Azzam ended up taking a job on the Arab Studies Center, which she mentioned gave her a chance to be taught rather more in regards to the Arab world, by her work and the massive Arab neighborhood in Washington. She preferred that there was a Palestinian neighborhood there and Arabs from everywhere in the Arab world.

“I plugged proper into it. I grew to become politically energetic early on — we’re speaking the ‘80s right here, standing exterior the White House in demonstrations in opposition to Israeli insurance policies,” mentioned Azzam, who protested the Israeli invasion of Lebanon in 1982.

Azzam labored with a company referred to as Palestine Aid Society, which marketed conventional Palestinian tatreez embroidery made by girls in Lebanon and the West Bank to an American viewers.

“That method, we have been capable of ship cash to those girls, a lot of whom had misplaced their husbands and had no different supply of revenue due to the warfare,” Azzam mentioned.

Now, she sees utilizing her poetry and Palestinian voice as a duty.

“I don’t characterize all Palestinians or our values, however I’m a voice and I really feel a duty to make my voice heard in locations that will not in any other case hear a Palestinian,” Azzam mentioned.

“I hate the phrase humanizes.
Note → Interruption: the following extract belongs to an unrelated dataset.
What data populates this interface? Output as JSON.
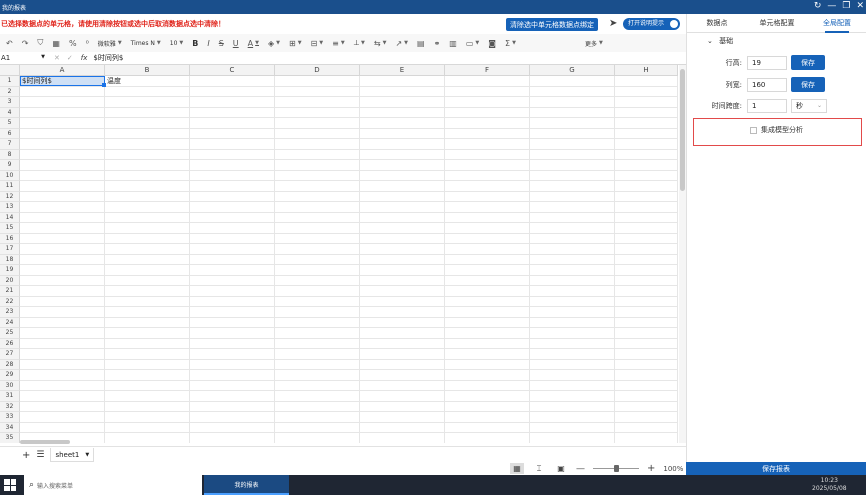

I actually hate it,” Azzam mentioned, however she acknowledges that her poetry provides individuals a perspective on Palestinians apart from what they see on the information. “Here’s a Palestinian who’s making an attempt to inform the world about what’s occurring.”

She’s additionally been energetic in Grassroots Alexandria, a neighborhood motion group, since 2017, engaged on native points like inexpensive housing and holding police out of faculties.

The group is presently calling for the Alexandria City Council to move a decision supporting a ceasefire in Gaza.

“In all these years in Alexandria, I knew only a few Arab Americans,” Azzam mentioned. “And then swiftly, this factor occurred with Gaza, and we now have 80 individuals working for Palestinian rights in Alexandria.”

In this troublesome time, Azzam feels embraced by her local people.

“We’re all working collectively hand in hand,” Azzam mentioned. “It’s actually so heartening to see that form of help.”

Mariah Jallad is a graduate journalism scholar on the Georgetown University School of Continuing Studies.